Gusts of wind howled through the Ithaca Commons on Wednesday, flapping banners and dragging a rattling tambourine along the ground. But Ithaca’s women were louder.
Nearly 200 women and men stomped along a one-mile loop from City Hall to the Commons in a march that served to both celebrate International Women’s Day and protest proposals from President Donald Trump and other Republicans on issues including health care and immigration.
Women around the country wore red to their jobs or stayed home from work to march or write postcards to representatives on Wednesday as part of a national strike.
Julie Kulik teaches children in a mentor program run by Earth Arts of Ithaca and said she was able to participate in the march because two stay-at-home fathers offered to teach her class for her.
Other women took extended lunches to wear pink hats and advocate for women’s rights along Ithaca’s streets.
“I am working today but I’m taking several hours off so that they’ll feel my absence,” said Maggie Walsh, who works as a consultant for a contact lens manufacturer.

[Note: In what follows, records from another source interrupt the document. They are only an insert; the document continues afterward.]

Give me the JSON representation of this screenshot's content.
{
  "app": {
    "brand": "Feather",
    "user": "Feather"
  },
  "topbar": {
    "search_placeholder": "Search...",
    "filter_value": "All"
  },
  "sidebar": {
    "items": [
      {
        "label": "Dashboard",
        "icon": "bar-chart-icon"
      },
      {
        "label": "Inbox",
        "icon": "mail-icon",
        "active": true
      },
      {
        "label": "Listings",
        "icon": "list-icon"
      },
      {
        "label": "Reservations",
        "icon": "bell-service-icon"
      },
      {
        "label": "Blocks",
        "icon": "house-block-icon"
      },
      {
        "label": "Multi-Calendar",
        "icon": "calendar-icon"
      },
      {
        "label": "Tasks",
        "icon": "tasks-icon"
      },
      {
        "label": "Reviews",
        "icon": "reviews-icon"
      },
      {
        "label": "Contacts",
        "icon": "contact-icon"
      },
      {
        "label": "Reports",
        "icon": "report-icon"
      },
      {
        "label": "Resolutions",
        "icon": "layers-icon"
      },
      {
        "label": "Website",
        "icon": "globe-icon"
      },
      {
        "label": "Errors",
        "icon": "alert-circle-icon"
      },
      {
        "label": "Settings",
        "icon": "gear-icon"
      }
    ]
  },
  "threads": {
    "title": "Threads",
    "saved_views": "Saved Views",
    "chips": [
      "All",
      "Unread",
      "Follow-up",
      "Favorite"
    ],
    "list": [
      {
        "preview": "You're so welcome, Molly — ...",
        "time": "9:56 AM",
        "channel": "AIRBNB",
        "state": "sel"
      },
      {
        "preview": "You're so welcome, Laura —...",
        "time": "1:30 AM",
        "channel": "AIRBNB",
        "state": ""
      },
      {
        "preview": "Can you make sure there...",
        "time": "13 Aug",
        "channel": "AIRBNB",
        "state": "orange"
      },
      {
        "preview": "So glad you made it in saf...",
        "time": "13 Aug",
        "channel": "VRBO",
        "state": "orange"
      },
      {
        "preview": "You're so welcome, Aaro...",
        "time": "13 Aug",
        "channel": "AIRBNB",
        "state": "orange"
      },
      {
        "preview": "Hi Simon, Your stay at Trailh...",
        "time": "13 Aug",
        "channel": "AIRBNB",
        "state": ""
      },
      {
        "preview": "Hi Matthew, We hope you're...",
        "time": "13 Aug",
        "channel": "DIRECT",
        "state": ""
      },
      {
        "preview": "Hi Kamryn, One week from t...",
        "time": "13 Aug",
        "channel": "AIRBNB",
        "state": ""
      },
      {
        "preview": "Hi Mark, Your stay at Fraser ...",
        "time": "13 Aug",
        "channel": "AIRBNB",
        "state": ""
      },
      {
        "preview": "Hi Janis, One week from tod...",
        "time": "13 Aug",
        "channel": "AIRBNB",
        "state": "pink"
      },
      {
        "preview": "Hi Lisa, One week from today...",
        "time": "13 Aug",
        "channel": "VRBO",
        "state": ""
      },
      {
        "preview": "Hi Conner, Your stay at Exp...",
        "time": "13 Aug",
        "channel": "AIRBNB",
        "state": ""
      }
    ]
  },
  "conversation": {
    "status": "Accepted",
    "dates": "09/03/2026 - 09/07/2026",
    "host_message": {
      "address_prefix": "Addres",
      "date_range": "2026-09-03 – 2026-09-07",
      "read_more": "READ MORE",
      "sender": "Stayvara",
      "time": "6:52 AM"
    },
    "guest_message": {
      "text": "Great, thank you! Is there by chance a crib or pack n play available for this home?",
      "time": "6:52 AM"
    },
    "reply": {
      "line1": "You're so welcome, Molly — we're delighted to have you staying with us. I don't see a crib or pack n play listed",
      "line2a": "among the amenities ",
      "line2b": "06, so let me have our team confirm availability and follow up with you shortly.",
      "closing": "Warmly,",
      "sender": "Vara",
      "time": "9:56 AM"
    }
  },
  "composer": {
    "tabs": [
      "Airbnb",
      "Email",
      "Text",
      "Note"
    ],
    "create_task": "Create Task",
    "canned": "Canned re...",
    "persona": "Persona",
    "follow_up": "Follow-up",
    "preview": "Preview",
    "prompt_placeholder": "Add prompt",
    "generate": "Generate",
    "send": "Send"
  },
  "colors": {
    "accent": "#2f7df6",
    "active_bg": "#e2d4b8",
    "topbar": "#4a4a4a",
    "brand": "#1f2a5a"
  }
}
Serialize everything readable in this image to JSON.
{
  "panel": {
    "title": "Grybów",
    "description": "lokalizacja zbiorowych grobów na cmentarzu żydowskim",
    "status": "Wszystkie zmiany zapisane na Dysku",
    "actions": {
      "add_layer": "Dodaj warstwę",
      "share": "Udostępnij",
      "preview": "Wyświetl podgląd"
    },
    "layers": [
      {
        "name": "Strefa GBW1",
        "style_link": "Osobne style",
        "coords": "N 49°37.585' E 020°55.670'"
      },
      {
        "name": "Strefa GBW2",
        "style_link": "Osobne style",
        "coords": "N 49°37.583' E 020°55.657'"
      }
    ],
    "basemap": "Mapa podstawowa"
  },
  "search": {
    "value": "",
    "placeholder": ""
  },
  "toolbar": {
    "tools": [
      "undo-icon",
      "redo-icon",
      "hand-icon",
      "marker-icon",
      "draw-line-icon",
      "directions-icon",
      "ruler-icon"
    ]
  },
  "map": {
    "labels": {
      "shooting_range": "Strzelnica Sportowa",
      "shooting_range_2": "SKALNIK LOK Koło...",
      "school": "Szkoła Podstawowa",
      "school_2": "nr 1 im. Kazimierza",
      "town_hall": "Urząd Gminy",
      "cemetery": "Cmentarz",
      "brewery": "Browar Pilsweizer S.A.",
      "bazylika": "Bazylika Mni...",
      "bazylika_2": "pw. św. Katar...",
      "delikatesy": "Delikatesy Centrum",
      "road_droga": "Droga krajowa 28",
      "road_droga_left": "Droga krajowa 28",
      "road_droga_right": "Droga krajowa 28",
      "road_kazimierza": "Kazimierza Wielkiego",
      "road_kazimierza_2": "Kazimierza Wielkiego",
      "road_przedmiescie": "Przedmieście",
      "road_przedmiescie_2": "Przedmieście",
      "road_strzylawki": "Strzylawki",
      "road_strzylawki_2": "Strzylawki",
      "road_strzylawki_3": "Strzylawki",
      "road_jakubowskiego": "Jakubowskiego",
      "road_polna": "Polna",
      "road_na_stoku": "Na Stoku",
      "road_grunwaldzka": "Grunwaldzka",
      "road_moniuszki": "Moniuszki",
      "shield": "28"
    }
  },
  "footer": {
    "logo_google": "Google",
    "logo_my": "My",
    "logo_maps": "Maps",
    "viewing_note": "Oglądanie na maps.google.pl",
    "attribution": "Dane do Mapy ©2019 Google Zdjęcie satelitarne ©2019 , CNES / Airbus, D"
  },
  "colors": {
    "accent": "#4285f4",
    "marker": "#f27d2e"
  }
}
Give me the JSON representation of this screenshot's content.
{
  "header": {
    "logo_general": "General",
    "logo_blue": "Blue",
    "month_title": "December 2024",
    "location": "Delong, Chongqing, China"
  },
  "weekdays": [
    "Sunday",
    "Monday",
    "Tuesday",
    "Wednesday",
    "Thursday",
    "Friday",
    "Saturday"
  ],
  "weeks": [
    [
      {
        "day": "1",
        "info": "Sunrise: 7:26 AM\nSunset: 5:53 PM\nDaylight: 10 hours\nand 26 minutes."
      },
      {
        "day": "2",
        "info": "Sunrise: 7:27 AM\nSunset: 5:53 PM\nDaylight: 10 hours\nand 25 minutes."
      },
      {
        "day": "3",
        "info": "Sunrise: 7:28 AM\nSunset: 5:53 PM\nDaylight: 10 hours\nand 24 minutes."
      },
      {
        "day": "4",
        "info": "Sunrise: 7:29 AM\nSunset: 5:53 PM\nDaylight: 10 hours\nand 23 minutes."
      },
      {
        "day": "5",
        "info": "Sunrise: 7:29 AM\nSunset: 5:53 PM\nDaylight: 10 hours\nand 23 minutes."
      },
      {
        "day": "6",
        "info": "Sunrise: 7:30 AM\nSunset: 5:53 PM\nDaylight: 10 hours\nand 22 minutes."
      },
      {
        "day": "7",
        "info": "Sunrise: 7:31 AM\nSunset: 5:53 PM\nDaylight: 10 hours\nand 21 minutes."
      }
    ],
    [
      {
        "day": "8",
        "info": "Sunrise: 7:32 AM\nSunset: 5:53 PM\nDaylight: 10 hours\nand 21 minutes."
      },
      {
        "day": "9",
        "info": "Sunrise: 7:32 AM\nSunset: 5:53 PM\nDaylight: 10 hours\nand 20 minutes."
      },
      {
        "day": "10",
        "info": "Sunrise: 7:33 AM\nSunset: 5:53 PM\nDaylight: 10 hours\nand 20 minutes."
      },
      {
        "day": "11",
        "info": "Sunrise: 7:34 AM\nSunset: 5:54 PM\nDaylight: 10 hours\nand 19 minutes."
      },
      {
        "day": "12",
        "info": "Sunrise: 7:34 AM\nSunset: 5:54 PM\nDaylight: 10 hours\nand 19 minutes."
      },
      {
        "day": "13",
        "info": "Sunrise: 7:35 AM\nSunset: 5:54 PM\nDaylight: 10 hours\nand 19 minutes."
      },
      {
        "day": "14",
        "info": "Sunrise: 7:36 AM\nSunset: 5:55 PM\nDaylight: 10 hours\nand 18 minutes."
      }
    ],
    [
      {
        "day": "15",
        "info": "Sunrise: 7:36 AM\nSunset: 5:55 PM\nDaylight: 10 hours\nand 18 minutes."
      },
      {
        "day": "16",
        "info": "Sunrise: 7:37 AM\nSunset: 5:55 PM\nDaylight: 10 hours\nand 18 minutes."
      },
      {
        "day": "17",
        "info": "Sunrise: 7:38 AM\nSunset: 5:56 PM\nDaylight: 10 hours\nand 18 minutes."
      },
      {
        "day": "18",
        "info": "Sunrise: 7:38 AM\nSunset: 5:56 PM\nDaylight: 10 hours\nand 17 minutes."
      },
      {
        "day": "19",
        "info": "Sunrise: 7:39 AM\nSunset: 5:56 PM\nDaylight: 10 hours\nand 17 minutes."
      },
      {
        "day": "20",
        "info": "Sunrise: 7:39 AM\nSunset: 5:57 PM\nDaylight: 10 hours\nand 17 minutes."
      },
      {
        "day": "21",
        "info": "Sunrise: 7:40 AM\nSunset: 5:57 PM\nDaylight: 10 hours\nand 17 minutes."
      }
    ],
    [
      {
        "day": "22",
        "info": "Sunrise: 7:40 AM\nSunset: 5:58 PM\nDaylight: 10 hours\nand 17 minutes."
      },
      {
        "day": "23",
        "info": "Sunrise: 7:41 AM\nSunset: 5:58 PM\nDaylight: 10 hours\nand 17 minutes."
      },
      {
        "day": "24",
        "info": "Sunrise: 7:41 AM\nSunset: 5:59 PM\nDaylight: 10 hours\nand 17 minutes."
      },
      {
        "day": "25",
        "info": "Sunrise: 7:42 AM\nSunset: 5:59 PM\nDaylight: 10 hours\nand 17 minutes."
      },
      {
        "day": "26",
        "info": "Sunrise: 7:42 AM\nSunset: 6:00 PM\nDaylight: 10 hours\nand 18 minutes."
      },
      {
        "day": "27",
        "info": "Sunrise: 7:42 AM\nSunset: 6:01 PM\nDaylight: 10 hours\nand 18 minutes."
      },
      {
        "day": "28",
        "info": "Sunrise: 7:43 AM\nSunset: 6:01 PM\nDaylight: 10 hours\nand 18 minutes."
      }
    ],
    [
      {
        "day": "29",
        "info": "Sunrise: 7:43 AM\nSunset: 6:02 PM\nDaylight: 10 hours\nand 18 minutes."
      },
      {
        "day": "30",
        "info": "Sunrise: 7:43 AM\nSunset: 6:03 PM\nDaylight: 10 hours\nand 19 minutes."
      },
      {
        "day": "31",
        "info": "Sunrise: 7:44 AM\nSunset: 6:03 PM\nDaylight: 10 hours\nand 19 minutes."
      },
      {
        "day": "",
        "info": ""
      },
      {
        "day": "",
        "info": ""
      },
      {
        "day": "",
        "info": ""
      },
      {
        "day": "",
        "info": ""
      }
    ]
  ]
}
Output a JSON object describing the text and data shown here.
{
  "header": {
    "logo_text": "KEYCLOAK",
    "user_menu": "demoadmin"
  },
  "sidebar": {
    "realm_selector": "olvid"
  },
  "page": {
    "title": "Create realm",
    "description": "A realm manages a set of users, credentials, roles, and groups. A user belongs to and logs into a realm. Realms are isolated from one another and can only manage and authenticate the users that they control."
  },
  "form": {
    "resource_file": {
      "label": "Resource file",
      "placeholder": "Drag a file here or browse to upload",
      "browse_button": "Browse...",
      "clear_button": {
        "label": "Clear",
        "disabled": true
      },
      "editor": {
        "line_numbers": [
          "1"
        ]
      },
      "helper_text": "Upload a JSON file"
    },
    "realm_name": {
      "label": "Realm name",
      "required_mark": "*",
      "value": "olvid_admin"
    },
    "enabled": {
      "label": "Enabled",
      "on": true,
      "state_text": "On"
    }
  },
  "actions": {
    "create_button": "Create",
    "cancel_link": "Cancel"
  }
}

Walsh said her co-workers “all know I’m here and are all supportive of it.”
“They’ll get by without me for a little while,” she added, laughing.
A plethora of signs included etchings such as, “I am a woman, what’s your superpower?” and “Females are strong as hell.”
Kristi Taylor, education director for the Advocacy Center of Tompkins County, said an event at Autumn Leaves bookstore later in the day would encourage Ithacans to write letters to Rep. Tom Reed (R-N.Y.), whose district includes Ithaca, to support the Violence Against Women Act.
The march and strike, which some commentators have said is a protest largely for privileged women, was encouraged with honks of approval from cars and trucks on Green Street and by employees of shops on The Commons.
“It’s beautiful — it’s wonderful,” Abby Schnellinger of My American Crafts said as marchers passed by near the Bernie Milton Pavilion. “I wish I could be more a part of it, but I get to at least show my support from this far.”
Chants of “This is what democracy looks like” and “We want a leader, not a creepy tweeter,” rang out from women and men of all ages as they carried banners around downtown Ithaca.
Walsh, who said she also attended the Women’s March on Jan. 21 in Washington, D.C., said she wanted to continue “the resistance” and show solidarity with refugees and other groups in addition to women. Her dog, Nell, was one of several canines who trotted along with the marchers on Wednesday.
Another woman, Fullis Conroy, said she wanted to stop what she sees as regressive policies and rhetoric from the Trump administration on women’s issues.
“We don’t want to go back to the ’50s,” she said of the marchers. “We want to make sure that women’s rights as well as human rights are covered, and that means reproductive rights, that means LGBTQ rights and that means women’s pay should be equal to men’s.”
“With this administration, we’re going backwards,” she said.